◆ **PROBLEM DESCRIPTION**
In your reply, repeat every entry exactly and skip over each picture.

◆ **EXERCISE DATA**
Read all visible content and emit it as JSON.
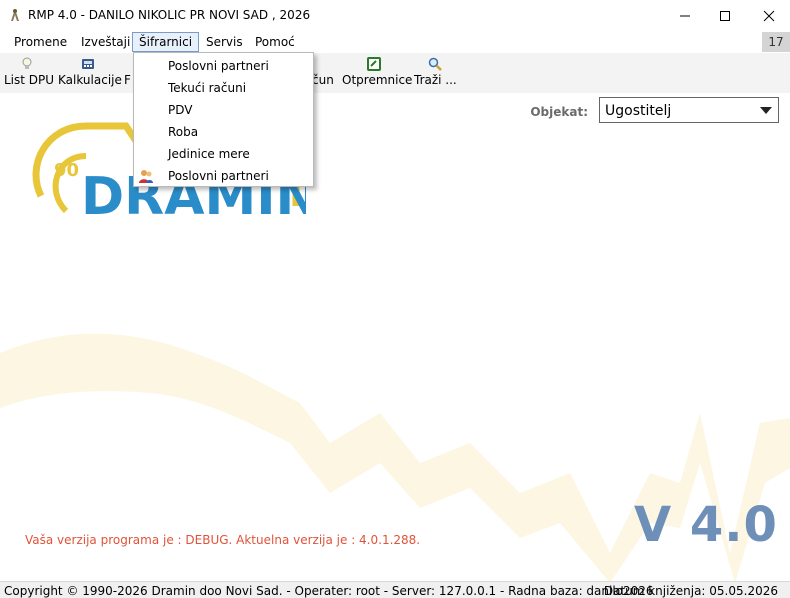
{
  "window": {
    "title": "RMP 4.0 - DANILO NIKOLIC PR NOVI SAD , 2026",
    "minimize_icon": "minimize-icon",
    "maximize_icon": "maximize-icon",
    "close_icon": "close-icon"
  },
  "menubar": {
    "items": [
      {
        "label": "Promene"
      },
      {
        "label": "Izveštaji"
      },
      {
        "label": "Šifrarnici"
      },
      {
        "label": "Servis"
      },
      {
        "label": "Pomoć"
      }
    ],
    "mdi_count": "17"
  },
  "toolbar": {
    "items": [
      {
        "label": "List DPU",
        "icon": "lightbulb-icon"
      },
      {
        "label": "Kalkulacije",
        "icon": "calculator-icon"
      },
      {
        "label": "F",
        "icon": ""
      },
      {
        "label": "čun",
        "icon": ""
      },
      {
        "label": "Otpremnice",
        "icon": "clipboard-icon"
      },
      {
        "label": "Traži ...",
        "icon": "search-icon"
      }
    ]
  },
  "dropdown": {
    "items": [
      {
        "label": "Poslovni partneri"
      },
      {
        "label": "Tekući računi"
      },
      {
        "label": "PDV"
      },
      {
        "label": "Roba"
      },
      {
        "label": "Jedinice mere"
      },
      {
        "label": "Poslovni partneri",
        "icon": "users-icon"
      }
    ]
  },
  "objekat": {
    "label": "Objekat:",
    "value": "Ugostitelj"
  },
  "logo": {
    "number": "90",
    "text": "DRAMIN"
  },
  "version": {
    "note": "Vaša verzija programa je : DEBUG. Aktuelna verzija je : 4.0.1.288.",
    "big": "V 4.0"
  },
  "status": {
    "left": "Copyright © 1990-2026 Dramin doo Novi Sad. - Operater: root - Server: 127.0.0.1 - Radna baza: danilo2026",
    "right": "Datum knjiženja: 05.05.2026"
  },
  "colors": {
    "accent_blue": "#2a8cc8",
    "logo_yellow": "#e8c63a",
    "version_text": "#6e8fb7",
    "note_red": "#e0533a"
  }
}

◆ **FINAL ANSWER**
Read all visible content and emit it as JSON.
{
  "window": {
    "title": "RMP 4.0 - DANILO NIKOLIC PR NOVI SAD , 2026",
    "minimize_icon": "minimize-icon",
    "maximize_icon": "maximize-icon",
    "close_icon": "close-icon"
  },
  "menubar": {
    "items": [
      {
        "label": "Promene"
      },
      {
        "label": "Izveštaji"
      },
      {
        "label": "Šifrarnici"
      },
      {
        "label": "Servis"
      },
      {
        "label": "Pomoć"
      }
    ],
    "mdi_count": "17"
  },
  "toolbar": {
    "items": [
      {
        "label": "List DPU",
        "icon": "lightbulb-icon"
      },
      {
        "label": "Kalkulacije",
        "icon": "calculator-icon"
      },
      {
        "label": "F",
        "icon": ""
      },
      {
        "label": "čun",
        "icon": ""
      },
      {
        "label": "Otpremnice",
        "icon": "clipboard-icon"
      },
      {
        "label": "Traži ...",
        "icon": "search-icon"
      }
    ]
  },
  "dropdown": {
    "items": [
      {
        "label": "Poslovni partneri"
      },
      {
        "label": "Tekući računi"
      },
      {
        "label": "PDV"
      },
      {
        "label": "Roba"
      },
      {
        "label": "Jedinice mere"
      },
      {
        "label": "Poslovni partneri",
        "icon": "users-icon"
      }
    ]
  },
  "objekat": {
    "label": "Objekat:",
    "value": "Ugostitelj"
  },
  "logo": {
    "number": "90",
    "text": "DRAMIN"
  },
  "version": {
    "note": "Vaša verzija programa je : DEBUG. Aktuelna verzija je : 4.0.1.288.",
    "big": "V 4.0"
  },
  "status": {
    "left": "Copyright © 1990-2026 Dramin doo Novi Sad. - Operater: root - Server: 127.0.0.1 - Radna baza: danilo2026",
    "right": "Datum knjiženja: 05.05.2026"
  },
  "colors": {
    "accent_blue": "#2a8cc8",
    "logo_yellow": "#e8c63a",
    "version_text": "#6e8fb7",
    "note_red": "#e0533a"
  }
}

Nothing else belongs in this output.